Give every entry again, word for word and in full.

Excerpts from an interface dataset:

○ ○ ○ ○ ○

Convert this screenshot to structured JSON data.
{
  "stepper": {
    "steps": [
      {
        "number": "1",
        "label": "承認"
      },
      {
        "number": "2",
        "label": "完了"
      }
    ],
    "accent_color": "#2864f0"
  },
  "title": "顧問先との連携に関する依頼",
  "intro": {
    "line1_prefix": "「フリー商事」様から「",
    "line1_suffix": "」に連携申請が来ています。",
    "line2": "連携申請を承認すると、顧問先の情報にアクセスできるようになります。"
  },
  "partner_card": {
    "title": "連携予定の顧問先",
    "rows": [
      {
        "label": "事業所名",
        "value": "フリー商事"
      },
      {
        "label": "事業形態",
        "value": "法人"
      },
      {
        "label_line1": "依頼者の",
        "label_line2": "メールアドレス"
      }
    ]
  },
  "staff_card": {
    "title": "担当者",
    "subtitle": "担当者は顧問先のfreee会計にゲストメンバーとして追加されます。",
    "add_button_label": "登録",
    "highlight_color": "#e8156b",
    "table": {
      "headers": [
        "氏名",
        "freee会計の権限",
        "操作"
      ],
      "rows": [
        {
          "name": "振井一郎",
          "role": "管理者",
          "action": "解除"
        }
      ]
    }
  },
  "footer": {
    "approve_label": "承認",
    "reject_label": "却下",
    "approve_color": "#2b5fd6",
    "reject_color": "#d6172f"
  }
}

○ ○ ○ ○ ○

WRITTEN ANSWER:
Convert this screenshot to structured JSON data.
{
  "stepper": {
    "steps": [
      {
        "number": "1",
        "label": "承認"
      },
      {
        "number": "2",
        "label": "完了"
      }
    ],
    "accent_color": "#2864f0"
  },
  "title": "顧問先との連携に関する依頼",
  "intro": {
    "line1_prefix": "「フリー商事」様から「",
    "line1_suffix": "」に連携申請が来ています。",
    "line2": "連携申請を承認すると、顧問先の情報にアクセスできるようになります。"
  },
  "partner_card": {
    "title": "連携予定の顧問先",
    "rows": [
      {
        "label": "事業所名",
        "value": "フリー商事"
      },
      {
        "label": "事業形態",
        "value": "法人"
      },
      {
        "label_line1": "依頼者の",
        "label_line2": "メールアドレス"
      }
    ]
  },
  "staff_card": {
    "title": "担当者",
    "subtitle": "担当者は顧問先のfreee会計にゲストメンバーとして追加されます。",
    "add_button_label": "登録",
    "highlight_color": "#e8156b",
    "table": {
      "headers": [
        "氏名",
        "freee会計の権限",
        "操作"
      ],
      "rows": [
        {
          "name": "振井一郎",
          "role": "管理者",
          "action": "解除"
        }
      ]
    }
  },
  "footer": {
    "approve_label": "承認",
    "reject_label": "却下",
    "approve_color": "#2b5fd6",
    "reject_color": "#d6172f"
  }
}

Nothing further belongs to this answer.